Griggers, Lankster face off for District Attorney
Published 12:00 am Monday, May 17, 2004
Following are the responses of Barrown Lankster to questions asked by The Demopolis Times. Lankster served as District Attorney for the 17th Judicial Circuit from 1993-1999.
What is the most important part of the district attorney’s job?
“The district attorney, I think, has to be a good listener,” Lankster said. “… It is vitally important that individuals who have been victimized, either their property or their person, should be able to come into the district attorney’s office and explain the matters of concern. [They should be able] to lay out the facts of the case to you.”
That quality, Lankster believes, is most important because a district attorney’s ultimate responsibility is to “respond to that person’s concern.”
“You have to make certain that the individual’s concerns are addressed, and some people have already formed an opinion before they walk in the office…,” he said. “That person’s right may very well not be given air.”
How do you decide between prosecuting a criminal and accepting a plea agreement?
“You have to look at the seriousness of the offense,” Lankster said. “You talk to the victims to see what their feelings are about it, too.”
Maybe more important to Lankster, however, is being realistic about what you can get out of a jury if you decide to take a case to trial.
“Sometimes, you have to look at the evidence. Can you win a conviction with the evidence you have?” he said. “You also look at the defendant and his record.”
Do you represent individual victims or the entire public?

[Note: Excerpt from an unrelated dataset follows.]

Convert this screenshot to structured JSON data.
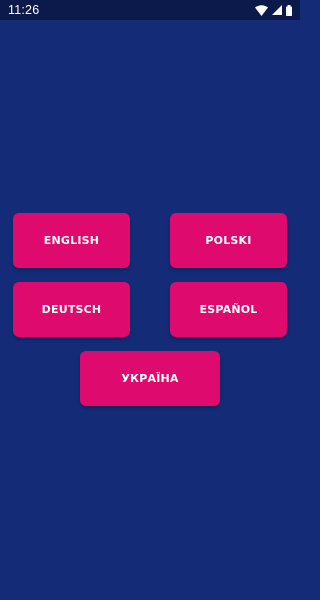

“Your concern is to make sure the victim’s rights are protected,” Lankster said. “But the underlying concern you have is the public. Every case says ‘State of Alabama vs.’ I represent the people.”
In some cases, however, Lankster said there will be times when victims are reluctant to testify.
“You don’t always dismiss the case because you also represent the public,” he said.
An example cited by Lankster would be a child who was assaulted.
“Maybe the parent didn’t want to go forward, but there are ways to shield the child from the public spectacle,” Lankster said. “There are times when you have to take the decision out of the hands [of the victim].”
In cases like that, Lankster believes the public good is more important because the suspect could cause danger to others. In that instance, his ultimate priority is to protect the greater public and not just the victim.”
Describe your relationship with law enforcement. What should it be?
“The district attorney is not the first respondent,” Lankster said. “… [But he has] just as much responsibility to protect and serve. Unless [a district attorney] is qualified and experience, the role of the first responders is not given effect.”
Lankster believes having an open line of communication is vital with members of law enforcement.
“They must have access to you… There are issues that may arise during their line of work,” he said. “You must see to it that they have the tools to do a good job.”
One way Lankster said that can be done is to give officers grants to purchase items of need. During his term in office, Lankster said he gave law enforcement vehicles his office did not need.
“The district attorney is not a police officer,” he said. “His job is to make certain [law enforcement] has access to the district attorney. They should feel they can call you at home, and you have to talk to investigators to get input on cases that are pending.”
Lankster also believes there must be trust formed between the district attorney’s office and law enforcement.
“The individuals they deal with repeatedly, they need to know that the district attorney will understand their concern, and it will be reflected in the disposition of the case.”